Tashiya’s house is home to12 dogs and 8 cats – most of whom were rescued by her or found dumped on her doorstep. As involved as she is in her work, there is no doubt the heavy mental and emotional strain her work might bring her – especially in the face of failed rescue efforts. Yet, while the job at hand might be heart-breaking and difficult at times, Tashiya can’t deny that it is also highly rewarding. “The horrible things we see also gives us the motivation and strength to continue doing what we do. It takes its toll, but it reinvigorates us, it pushes us to do better, to do more. When we achieve our goals, we feel the greatest satisfaction and the greatest sense
of accomplishment that we are making a huge difference to the future of so many animals.”

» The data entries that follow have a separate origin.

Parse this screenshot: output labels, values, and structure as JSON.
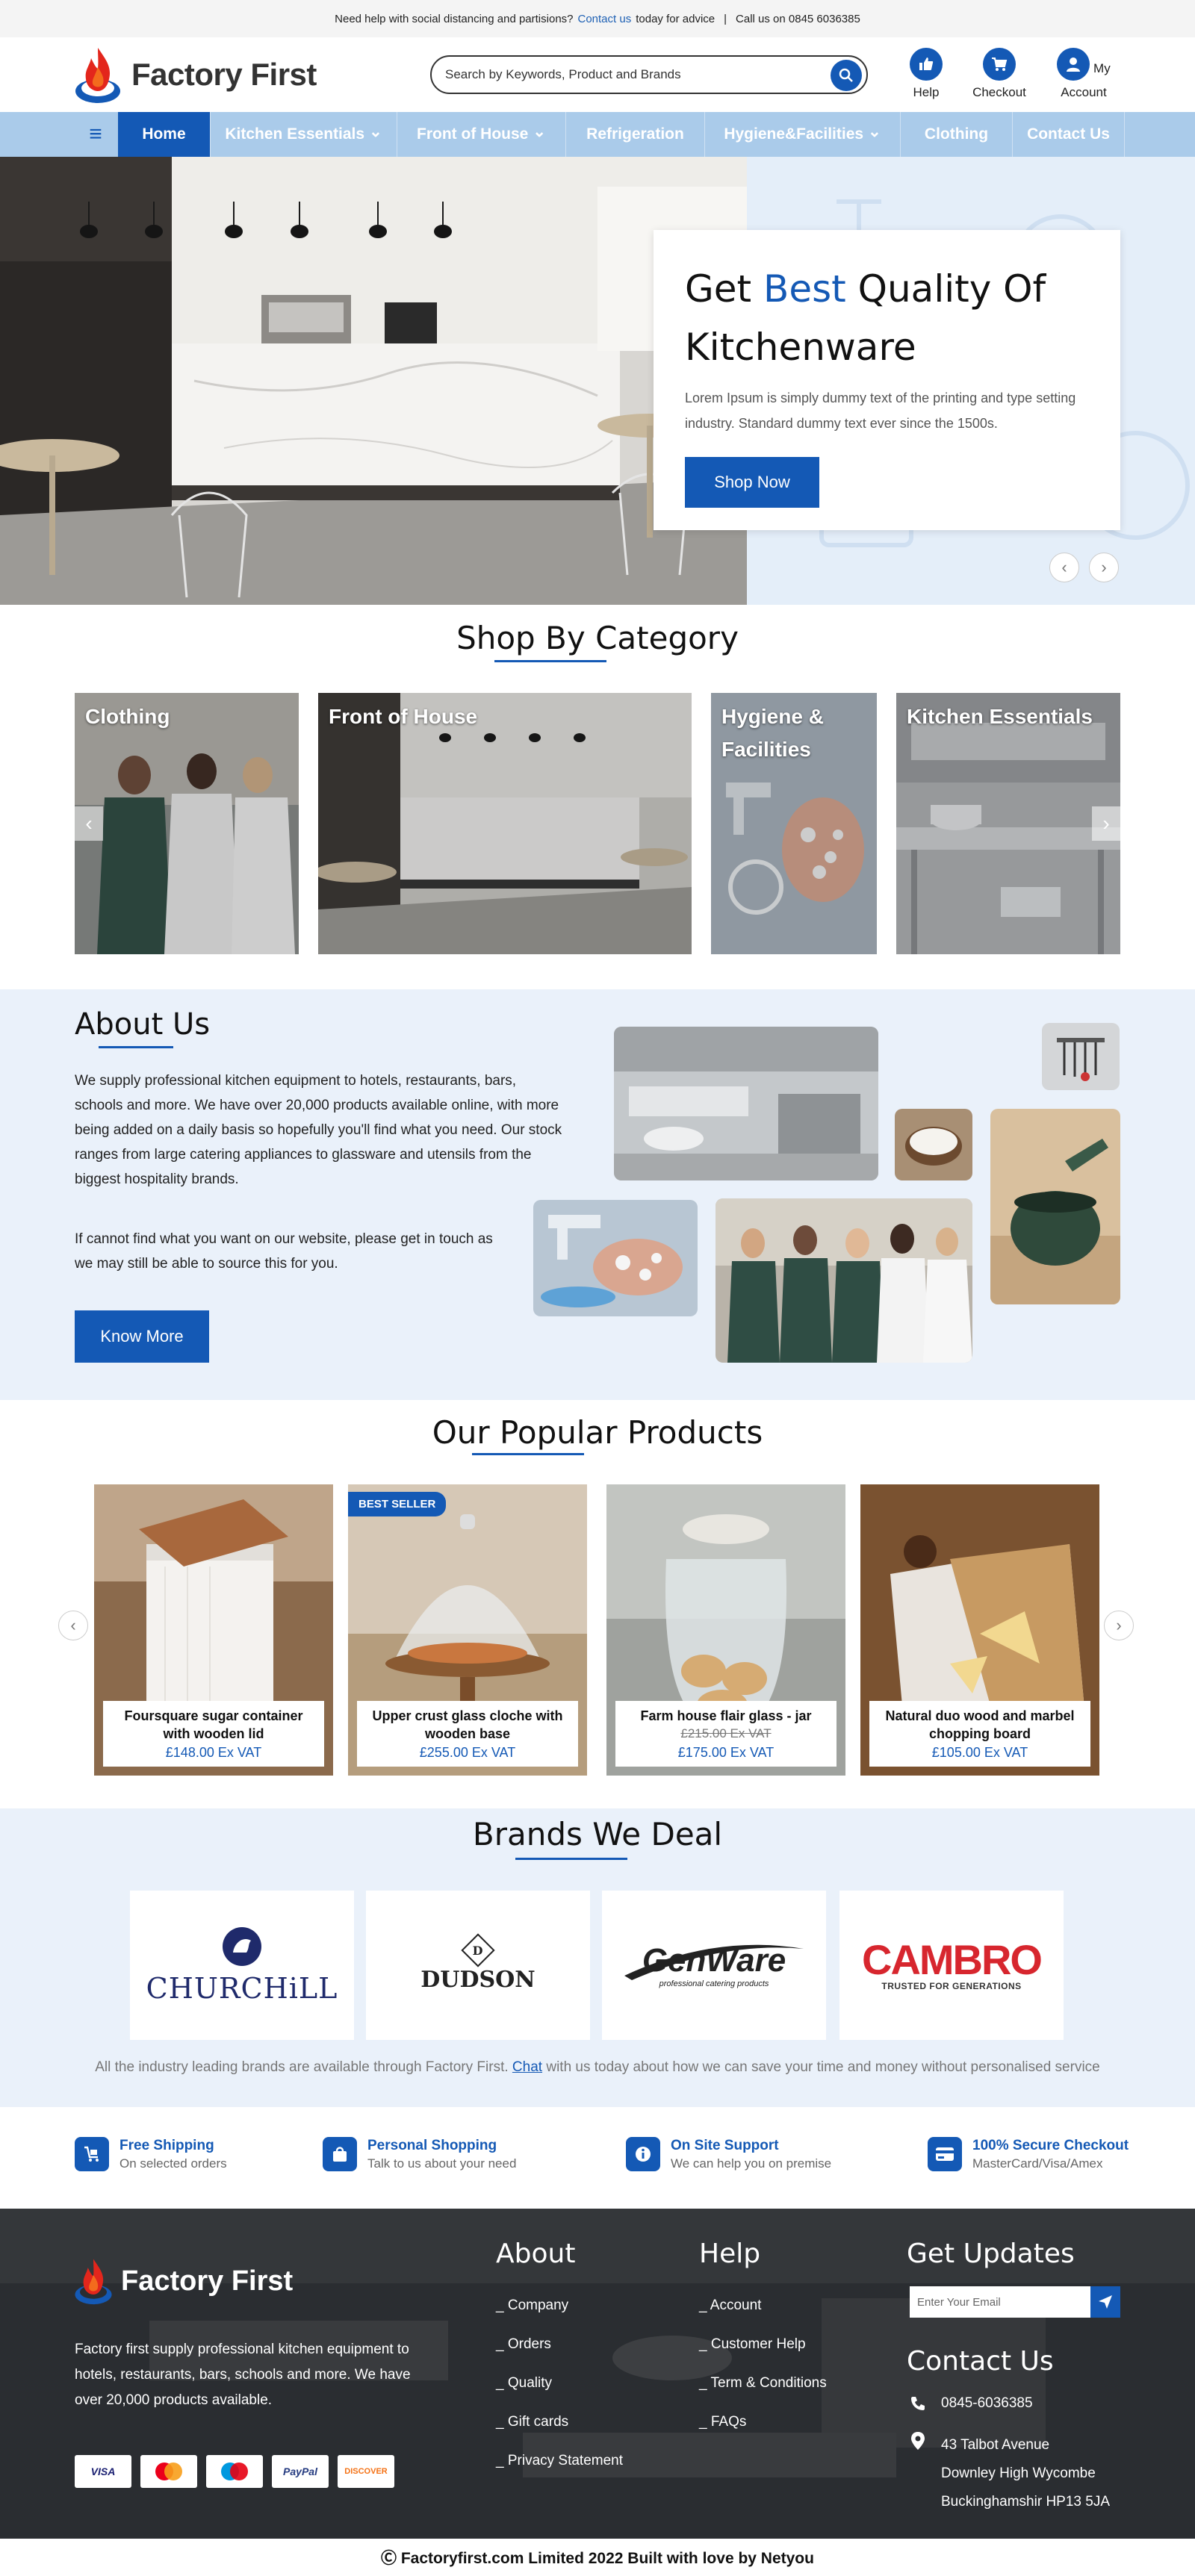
{
  "topbar": {
    "help_text": "Need help with social distancing and  partisions?",
    "contact_link": "Contact us",
    "advice_text": "today for advice",
    "separator": "|",
    "phone_text": "Call us on 0845 6036385"
  },
  "header": {
    "logo_text": "Factory First",
    "search_placeholder": "Search by Keywords, Product and Brands",
    "icons": [
      {
        "label": "Help",
        "icon": "thumbs-up-icon"
      },
      {
        "label": "Checkout",
        "icon": "cart-icon"
      },
      {
        "label": "My Account",
        "icon": "user-icon"
      }
    ]
  },
  "nav": {
    "menu_icon": "≡",
    "items": [
      "Home",
      "Kitchen Essentials",
      "Front of House",
      "Refrigeration",
      "Hygiene&Facilities",
      "Clothing",
      "Contact Us"
    ],
    "dropdown_caret": "⌄"
  },
  "hero": {
    "title_pre": "Get ",
    "title_highlight": "Best",
    "title_post": " Quality Of Kitchenware",
    "description": "Lorem Ipsum is simply dummy text of the printing and type setting industry. Standard dummy text ever since the 1500s.",
    "button": "Shop Now",
    "prev": "‹",
    "next": "›"
  },
  "categories": {
    "title": "Shop By Category",
    "items": [
      "Clothing",
      "Front of House",
      "Hygiene & Facilities",
      "Kitchen Essentials"
    ],
    "prev": "‹",
    "next": "›"
  },
  "about": {
    "title": "About Us",
    "paragraph1": "We supply professional kitchen equipment to hotels, restaurants, bars, schools and more. We have over 20,000 products available online, with more being added on a daily basis so hopefully you'll find what you need. Our stock ranges from large catering appliances  to glassware and utensils from the biggest hospitality brands.",
    "paragraph2": "If cannot find what you want on our website, please get in touch as we may still be able to source this for you.",
    "button": "Know More"
  },
  "products": {
    "title": "Our Popular Products",
    "badge": "BEST SELLER",
    "items": [
      {
        "name": "Foursquare sugar container with wooden lid",
        "old_price": "",
        "price": "£148.00 Ex VAT"
      },
      {
        "name": "Upper crust glass cloche with wooden base",
        "old_price": "",
        "price": "£255.00 Ex VAT"
      },
      {
        "name": "Farm house flair glass - jar",
        "old_price": "£215.00 Ex VAT",
        "price": "£175.00 Ex VAT"
      },
      {
        "name": "Natural duo wood and marbel chopping board",
        "old_price": "",
        "price": "£105.00 Ex VAT"
      }
    ],
    "prev": "‹",
    "next": "›"
  },
  "brands": {
    "title": "Brands We Deal",
    "logos": [
      {
        "name": "CHURCHiLL"
      },
      {
        "name": "DUDSON",
        "mark": "D"
      },
      {
        "name": "GenWare",
        "tagline": "professional catering products"
      },
      {
        "name": "CAMBRO",
        "tagline": "TRUSTED FOR GENERATIONS"
      }
    ],
    "note_pre": "All the industry leading brands are available through Factory First. ",
    "note_link": "Chat",
    "note_post": " with us today about how we can save your time and money without personalised service"
  },
  "features": [
    {
      "title": "Free Shipping",
      "subtitle": "On selected orders",
      "icon": "trolley-icon"
    },
    {
      "title": "Personal Shopping",
      "subtitle": "Talk to us about your need",
      "icon": "shopping-bag-icon"
    },
    {
      "title": "On Site Support",
      "subtitle": "We can help you on premise",
      "icon": "info-icon"
    },
    {
      "title": "100% Secure Checkout",
      "subtitle": "MasterCard/Visa/Amex",
      "icon": "credit-card-icon"
    }
  ],
  "footer": {
    "logo_text": "Factory First",
    "description": "Factory first supply professional kitchen equipment to hotels, restaurants, bars, schools and more. We have over 20,000 products available.",
    "payments": [
      "VISA",
      "MasterCard",
      "Maestro",
      "PayPal",
      "DISCOVER"
    ],
    "about_title": "About",
    "about_links": [
      "_ Company",
      "_ Orders",
      "_ Quality",
      "_ Gift cards",
      "_ Privacy Statement"
    ],
    "help_title": "Help",
    "help_links": [
      "_ Account",
      "_ Customer Help",
      "_ Term & Conditions",
      "_ FAQs"
    ],
    "updates_title": "Get Updates",
    "email_placeholder": "Enter Your Email",
    "contact_title": "Contact Us",
    "phone": "0845-6036385",
    "address_lines": [
      "43 Talbot Avenue",
      "Downley High Wycombe",
      "Buckinghamshir HP13 5JA"
    ]
  },
  "copyright": "Ⓒ Factoryfirst.com Limited 2022 Built with love by Netyou",
  "colors": {
    "brand": "#1459b5",
    "nav_bg": "#aacbea",
    "about_bg": "#eaf1fa",
    "footer_bg": "#2a2d31"
  }
}
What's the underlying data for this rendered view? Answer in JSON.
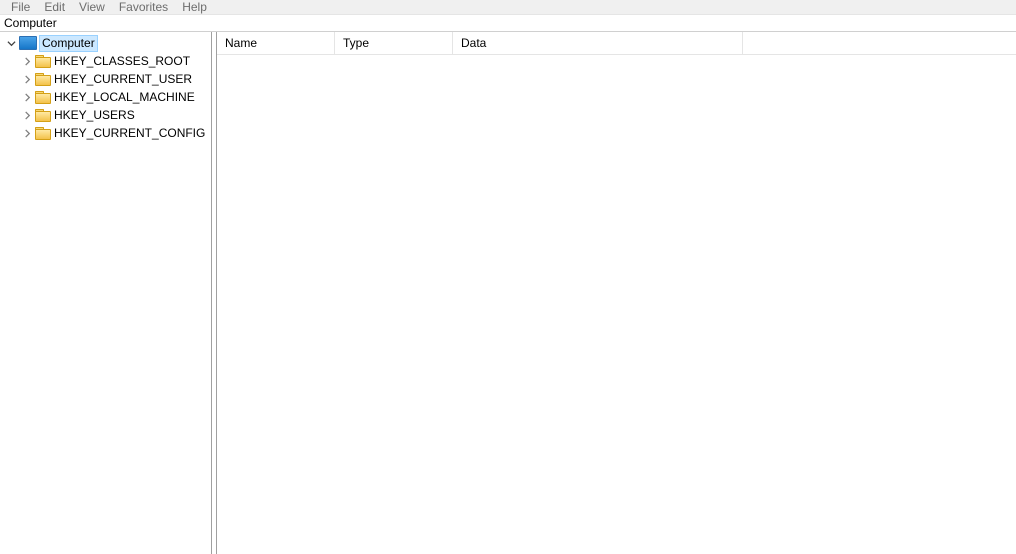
{
  "menubar": {
    "items": [
      "File",
      "Edit",
      "View",
      "Favorites",
      "Help"
    ]
  },
  "addressbar": {
    "path": "Computer"
  },
  "tree": {
    "root": {
      "label": "Computer",
      "expanded": true,
      "selected": true,
      "icon": "computer-icon"
    },
    "hives": [
      {
        "label": "HKEY_CLASSES_ROOT"
      },
      {
        "label": "HKEY_CURRENT_USER"
      },
      {
        "label": "HKEY_LOCAL_MACHINE"
      },
      {
        "label": "HKEY_USERS"
      },
      {
        "label": "HKEY_CURRENT_CONFIG"
      }
    ]
  },
  "list": {
    "columns": {
      "name": "Name",
      "type": "Type",
      "data": "Data"
    },
    "rows": []
  }
}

In order for Justice for Animals to continue the great work that they do, they will be hosting a Raffle Draw on Sunday, the 9th of May 2021 at 4.30 at the Aluth Pola (Body Bar – Colombo). The Raffle Draw will include over 30 exciting prizes including hotel getaways, annual gym memberships, personal training, spa and salon services, brunches, dinners and wine and many more. Tickets are priced at Rs. 400/- and are available for purchase at Body Bar and Salon KESS or through contact on 077 738 9009. A small contribution can change the very life of a homeless dog or cat for the better!